[Interface dataset entries]
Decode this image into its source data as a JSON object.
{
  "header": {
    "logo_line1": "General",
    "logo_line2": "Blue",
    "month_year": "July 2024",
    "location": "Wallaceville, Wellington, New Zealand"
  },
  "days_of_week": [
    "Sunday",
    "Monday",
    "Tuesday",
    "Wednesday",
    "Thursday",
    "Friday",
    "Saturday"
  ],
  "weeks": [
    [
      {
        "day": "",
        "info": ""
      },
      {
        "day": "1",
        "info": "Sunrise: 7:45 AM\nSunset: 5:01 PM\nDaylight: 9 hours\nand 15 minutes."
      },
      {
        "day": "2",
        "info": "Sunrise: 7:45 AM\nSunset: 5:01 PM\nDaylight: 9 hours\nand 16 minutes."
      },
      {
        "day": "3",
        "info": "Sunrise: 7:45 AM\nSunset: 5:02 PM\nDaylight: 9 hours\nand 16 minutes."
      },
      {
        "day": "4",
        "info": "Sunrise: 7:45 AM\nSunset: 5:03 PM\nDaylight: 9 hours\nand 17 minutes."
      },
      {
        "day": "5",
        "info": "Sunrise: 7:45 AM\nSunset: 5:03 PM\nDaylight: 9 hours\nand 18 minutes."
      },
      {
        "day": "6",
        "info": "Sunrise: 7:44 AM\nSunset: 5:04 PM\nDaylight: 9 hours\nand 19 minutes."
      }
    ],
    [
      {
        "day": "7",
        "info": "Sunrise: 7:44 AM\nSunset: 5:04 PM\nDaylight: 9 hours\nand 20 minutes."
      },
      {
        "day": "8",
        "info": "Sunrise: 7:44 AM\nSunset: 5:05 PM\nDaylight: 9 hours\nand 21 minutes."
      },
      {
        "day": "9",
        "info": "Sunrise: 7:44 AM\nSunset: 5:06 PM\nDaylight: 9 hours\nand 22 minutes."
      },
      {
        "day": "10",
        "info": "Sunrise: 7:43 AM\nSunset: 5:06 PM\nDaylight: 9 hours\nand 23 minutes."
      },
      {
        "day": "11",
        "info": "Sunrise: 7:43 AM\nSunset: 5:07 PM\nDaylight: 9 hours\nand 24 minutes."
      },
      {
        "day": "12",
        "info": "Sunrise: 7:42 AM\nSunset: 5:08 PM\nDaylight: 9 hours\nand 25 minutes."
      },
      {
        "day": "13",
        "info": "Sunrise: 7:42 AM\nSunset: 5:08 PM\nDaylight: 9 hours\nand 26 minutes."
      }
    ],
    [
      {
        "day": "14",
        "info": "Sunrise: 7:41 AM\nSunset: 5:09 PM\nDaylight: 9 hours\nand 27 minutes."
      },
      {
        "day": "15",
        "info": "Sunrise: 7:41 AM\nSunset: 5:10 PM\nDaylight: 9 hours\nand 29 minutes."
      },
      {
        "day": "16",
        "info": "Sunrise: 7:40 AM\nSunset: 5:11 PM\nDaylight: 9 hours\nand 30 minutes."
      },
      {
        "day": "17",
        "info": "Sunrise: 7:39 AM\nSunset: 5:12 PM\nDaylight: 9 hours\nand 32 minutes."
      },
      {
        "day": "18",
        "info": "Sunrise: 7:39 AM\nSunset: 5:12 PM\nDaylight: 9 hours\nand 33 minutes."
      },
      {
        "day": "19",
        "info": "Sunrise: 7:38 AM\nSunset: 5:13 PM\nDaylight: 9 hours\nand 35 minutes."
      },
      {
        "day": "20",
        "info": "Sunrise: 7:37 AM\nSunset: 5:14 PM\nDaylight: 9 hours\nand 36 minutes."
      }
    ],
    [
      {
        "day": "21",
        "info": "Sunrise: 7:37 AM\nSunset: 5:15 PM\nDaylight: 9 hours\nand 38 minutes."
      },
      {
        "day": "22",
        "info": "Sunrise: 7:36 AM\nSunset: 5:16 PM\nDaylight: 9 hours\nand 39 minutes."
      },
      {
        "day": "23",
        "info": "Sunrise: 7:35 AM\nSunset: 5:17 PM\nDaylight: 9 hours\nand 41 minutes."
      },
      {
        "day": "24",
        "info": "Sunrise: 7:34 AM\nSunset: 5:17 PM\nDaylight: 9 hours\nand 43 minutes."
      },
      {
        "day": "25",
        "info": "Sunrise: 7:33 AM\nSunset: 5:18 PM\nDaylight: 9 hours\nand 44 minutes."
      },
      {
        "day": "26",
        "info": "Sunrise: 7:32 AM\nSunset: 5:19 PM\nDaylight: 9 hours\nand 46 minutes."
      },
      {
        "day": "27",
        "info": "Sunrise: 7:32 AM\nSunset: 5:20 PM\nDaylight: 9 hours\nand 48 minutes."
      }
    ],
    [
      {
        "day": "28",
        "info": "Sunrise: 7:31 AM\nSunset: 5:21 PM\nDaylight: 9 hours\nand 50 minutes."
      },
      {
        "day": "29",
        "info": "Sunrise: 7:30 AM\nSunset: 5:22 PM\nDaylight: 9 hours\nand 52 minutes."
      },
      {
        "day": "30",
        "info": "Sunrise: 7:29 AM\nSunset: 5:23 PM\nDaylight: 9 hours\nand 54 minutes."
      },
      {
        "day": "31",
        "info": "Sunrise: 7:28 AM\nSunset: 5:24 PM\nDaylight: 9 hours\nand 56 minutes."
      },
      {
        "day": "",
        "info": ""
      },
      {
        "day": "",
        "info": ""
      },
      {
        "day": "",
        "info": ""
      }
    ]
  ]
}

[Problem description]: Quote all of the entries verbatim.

[Reply]:
Decode this image into its source data as a JSON object.
{
  "header": {
    "logo_line1": "General",
    "logo_line2": "Blue",
    "month_year": "July 2024",
    "location": "Wallaceville, Wellington, New Zealand"
  },
  "days_of_week": [
    "Sunday",
    "Monday",
    "Tuesday",
    "Wednesday",
    "Thursday",
    "Friday",
    "Saturday"
  ],
  "weeks": [
    [
      {
        "day": "",
        "info": ""
      },
      {
        "day": "1",
        "info": "Sunrise: 7:45 AM\nSunset: 5:01 PM\nDaylight: 9 hours\nand 15 minutes."
      },
      {
        "day": "2",
        "info": "Sunrise: 7:45 AM\nSunset: 5:01 PM\nDaylight: 9 hours\nand 16 minutes."
      },
      {
        "day": "3",
        "info": "Sunrise: 7:45 AM\nSunset: 5:02 PM\nDaylight: 9 hours\nand 16 minutes."
      },
      {
        "day": "4",
        "info": "Sunrise: 7:45 AM\nSunset: 5:03 PM\nDaylight: 9 hours\nand 17 minutes."
      },
      {
        "day": "5",
        "info": "Sunrise: 7:45 AM\nSunset: 5:03 PM\nDaylight: 9 hours\nand 18 minutes."
      },
      {
        "day": "6",
        "info": "Sunrise: 7:44 AM\nSunset: 5:04 PM\nDaylight: 9 hours\nand 19 minutes."
      }
    ],
    [
      {
        "day": "7",
        "info": "Sunrise: 7:44 AM\nSunset: 5:04 PM\nDaylight: 9 hours\nand 20 minutes."
      },
      {
        "day": "8",
        "info": "Sunrise: 7:44 AM\nSunset: 5:05 PM\nDaylight: 9 hours\nand 21 minutes."
      },
      {
        "day": "9",
        "info": "Sunrise: 7:44 AM\nSunset: 5:06 PM\nDaylight: 9 hours\nand 22 minutes."
      },
      {
        "day": "10",
        "info": "Sunrise: 7:43 AM\nSunset: 5:06 PM\nDaylight: 9 hours\nand 23 minutes."
      },
      {
        "day": "11",
        "info": "Sunrise: 7:43 AM\nSunset: 5:07 PM\nDaylight: 9 hours\nand 24 minutes."
      },
      {
        "day": "12",
        "info": "Sunrise: 7:42 AM\nSunset: 5:08 PM\nDaylight: 9 hours\nand 25 minutes."
      },
      {
        "day": "13",
        "info": "Sunrise: 7:42 AM\nSunset: 5:08 PM\nDaylight: 9 hours\nand 26 minutes."
      }
    ],
    [
      {
        "day": "14",
        "info": "Sunrise: 7:41 AM\nSunset: 5:09 PM\nDaylight: 9 hours\nand 27 minutes."
      },
      {
        "day": "15",
        "info": "Sunrise: 7:41 AM\nSunset: 5:10 PM\nDaylight: 9 hours\nand 29 minutes."
      },
      {
        "day": "16",
        "info": "Sunrise: 7:40 AM\nSunset: 5:11 PM\nDaylight: 9 hours\nand 30 minutes."
      },
      {
        "day": "17",
        "info": "Sunrise: 7:39 AM\nSunset: 5:12 PM\nDaylight: 9 hours\nand 32 minutes."
      },
      {
        "day": "18",
        "info": "Sunrise: 7:39 AM\nSunset: 5:12 PM\nDaylight: 9 hours\nand 33 minutes."
      },
      {
        "day": "19",
        "info": "Sunrise: 7:38 AM\nSunset: 5:13 PM\nDaylight: 9 hours\nand 35 minutes."
      },
      {
        "day": "20",
        "info": "Sunrise: 7:37 AM\nSunset: 5:14 PM\nDaylight: 9 hours\nand 36 minutes."
      }
    ],
    [
      {
        "day": "21",
        "info": "Sunrise: 7:37 AM\nSunset: 5:15 PM\nDaylight: 9 hours\nand 38 minutes."
      },
      {
        "day": "22",
        "info": "Sunrise: 7:36 AM\nSunset: 5:16 PM\nDaylight: 9 hours\nand 39 minutes."
      },
      {
        "day": "23",
        "info": "Sunrise: 7:35 AM\nSunset: 5:17 PM\nDaylight: 9 hours\nand 41 minutes."
      },
      {
        "day": "24",
        "info": "Sunrise: 7:34 AM\nSunset: 5:17 PM\nDaylight: 9 hours\nand 43 minutes."
      },
      {
        "day": "25",
        "info": "Sunrise: 7:33 AM\nSunset: 5:18 PM\nDaylight: 9 hours\nand 44 minutes."
      },
      {
        "day": "26",
        "info": "Sunrise: 7:32 AM\nSunset: 5:19 PM\nDaylight: 9 hours\nand 46 minutes."
      },
      {
        "day": "27",
        "info": "Sunrise: 7:32 AM\nSunset: 5:20 PM\nDaylight: 9 hours\nand 48 minutes."
      }
    ],
    [
      {
        "day": "28",
        "info": "Sunrise: 7:31 AM\nSunset: 5:21 PM\nDaylight: 9 hours\nand 50 minutes."
      },
      {
        "day": "29",
        "info": "Sunrise: 7:30 AM\nSunset: 5:22 PM\nDaylight: 9 hours\nand 52 minutes."
      },
      {
        "day": "30",
        "info": "Sunrise: 7:29 AM\nSunset: 5:23 PM\nDaylight: 9 hours\nand 54 minutes."
      },
      {
        "day": "31",
        "info": "Sunrise: 7:28 AM\nSunset: 5:24 PM\nDaylight: 9 hours\nand 56 minutes."
      },
      {
        "day": "",
        "info": ""
      },
      {
        "day": "",
        "info": ""
      },
      {
        "day": "",
        "info": ""
      }
    ]
  ]
}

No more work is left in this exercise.